**What needs to be done:** Your reply should be made up of every line in the records below that holds the string "source".

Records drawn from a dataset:
---

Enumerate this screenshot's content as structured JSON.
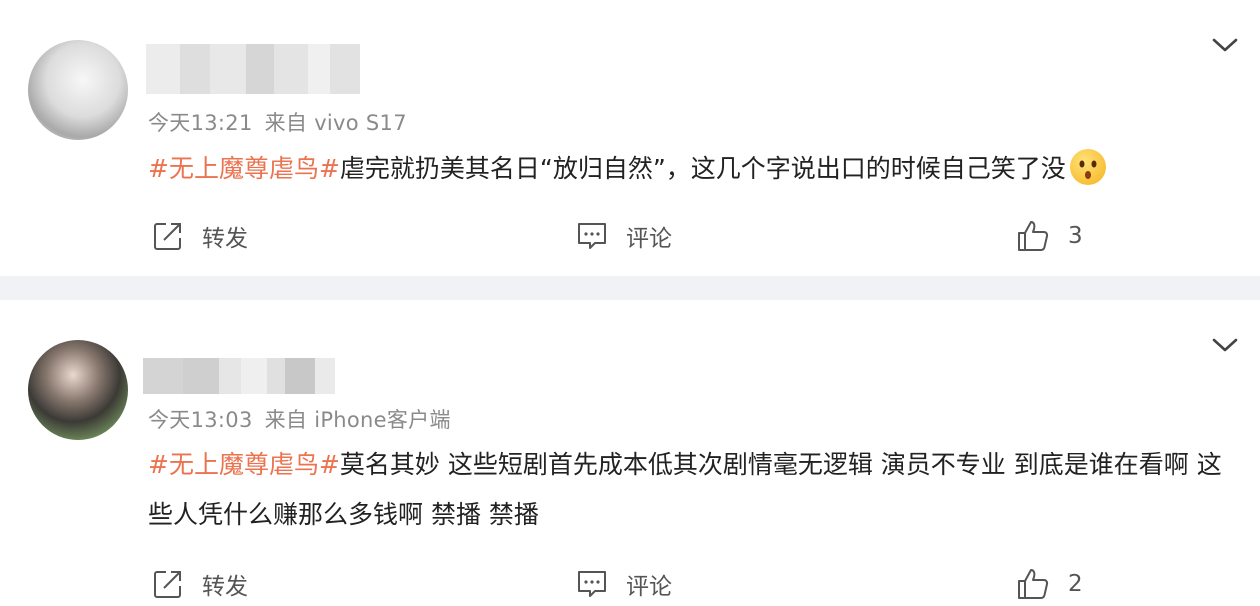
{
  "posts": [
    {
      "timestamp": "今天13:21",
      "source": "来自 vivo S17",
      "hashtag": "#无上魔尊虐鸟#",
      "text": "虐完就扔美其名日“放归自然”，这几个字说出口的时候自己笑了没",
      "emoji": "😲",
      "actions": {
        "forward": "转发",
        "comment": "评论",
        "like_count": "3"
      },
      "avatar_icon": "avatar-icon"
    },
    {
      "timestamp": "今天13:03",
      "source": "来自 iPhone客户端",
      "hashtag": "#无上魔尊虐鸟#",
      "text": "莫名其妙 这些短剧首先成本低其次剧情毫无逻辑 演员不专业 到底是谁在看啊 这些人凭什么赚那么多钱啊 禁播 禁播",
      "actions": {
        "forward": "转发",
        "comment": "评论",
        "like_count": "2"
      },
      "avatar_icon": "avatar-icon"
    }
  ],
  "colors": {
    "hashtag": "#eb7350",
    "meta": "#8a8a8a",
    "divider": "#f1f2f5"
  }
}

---

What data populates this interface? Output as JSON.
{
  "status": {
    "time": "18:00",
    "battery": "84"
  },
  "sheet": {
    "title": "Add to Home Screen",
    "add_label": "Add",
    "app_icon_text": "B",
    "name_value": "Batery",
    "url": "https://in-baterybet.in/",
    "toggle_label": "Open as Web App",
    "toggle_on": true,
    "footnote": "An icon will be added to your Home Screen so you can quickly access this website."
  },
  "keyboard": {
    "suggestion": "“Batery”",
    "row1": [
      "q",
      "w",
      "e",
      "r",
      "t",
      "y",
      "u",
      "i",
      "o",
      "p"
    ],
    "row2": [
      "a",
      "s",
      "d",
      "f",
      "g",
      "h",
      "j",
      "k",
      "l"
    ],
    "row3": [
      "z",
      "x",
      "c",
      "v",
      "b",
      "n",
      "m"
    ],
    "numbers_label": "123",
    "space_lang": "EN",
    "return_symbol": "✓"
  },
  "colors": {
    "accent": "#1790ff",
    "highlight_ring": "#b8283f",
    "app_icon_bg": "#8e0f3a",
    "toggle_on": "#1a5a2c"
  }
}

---

**Written response:**
      "source": "来自 vivo S17",
      "source": "来自 iPhone客户端",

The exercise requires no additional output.